===== THE DATA

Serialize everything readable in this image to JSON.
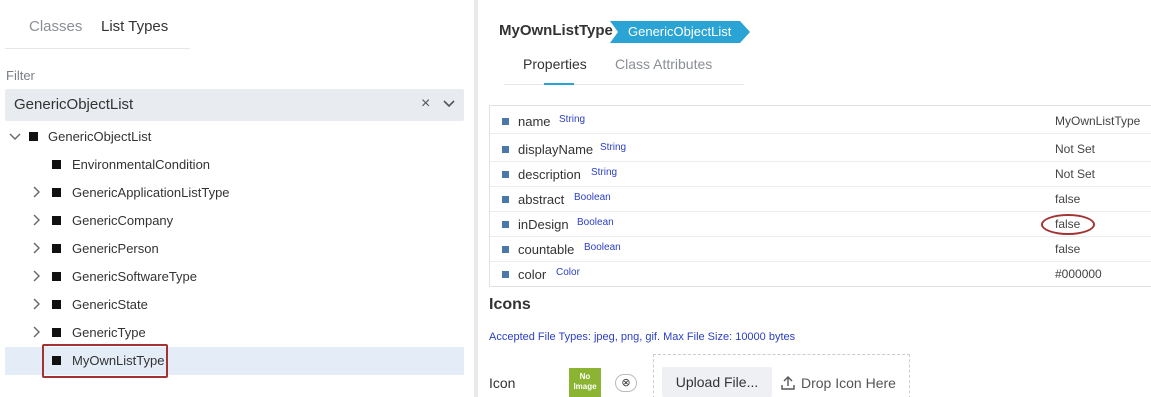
{
  "left": {
    "tabs": [
      {
        "label": "Classes"
      },
      {
        "label": "List Types"
      }
    ],
    "filter": {
      "label": "Filter",
      "value": "GenericObjectList",
      "clear_glyph": "×"
    },
    "tree": [
      {
        "label": "GenericObjectList",
        "expanded": true
      },
      {
        "label": "EnvironmentalCondition"
      },
      {
        "label": "GenericApplicationListType"
      },
      {
        "label": "GenericCompany"
      },
      {
        "label": "GenericPerson"
      },
      {
        "label": "GenericSoftwareType"
      },
      {
        "label": "GenericState"
      },
      {
        "label": "GenericType"
      },
      {
        "label": "MyOwnListType",
        "selected": true
      }
    ]
  },
  "right": {
    "title": "MyOwnListType",
    "badge": "GenericObjectList",
    "tabs": [
      {
        "label": "Properties"
      },
      {
        "label": "Class Attributes"
      }
    ],
    "properties": [
      {
        "name": "name",
        "type": "String",
        "value": "MyOwnListType"
      },
      {
        "name": "displayName",
        "type": "String",
        "value": "Not Set"
      },
      {
        "name": "description",
        "type": "String",
        "value": "Not Set"
      },
      {
        "name": "abstract",
        "type": "Boolean",
        "value": "false"
      },
      {
        "name": "inDesign",
        "type": "Boolean",
        "value": "false"
      },
      {
        "name": "countable",
        "type": "Boolean",
        "value": "false"
      },
      {
        "name": "color",
        "type": "Color",
        "value": "#000000"
      }
    ],
    "icons": {
      "heading": "Icons",
      "accepted": "Accepted File Types: jpeg, png, gif. Max File Size: 10000 bytes",
      "icon_label": "Icon",
      "no_image_1": "No",
      "no_image_2": "Image",
      "remove_glyph": "⊗",
      "upload_label": "Upload File...",
      "drop_label": "Drop Icon Here"
    }
  },
  "colors": {
    "accent": "#2aa4d5",
    "highlight": "#a33232",
    "type_text": "#2b3fc4",
    "no_image": "#8ab432"
  }
}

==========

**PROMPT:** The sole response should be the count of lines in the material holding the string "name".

**EXERCISE OUTPUT:** 7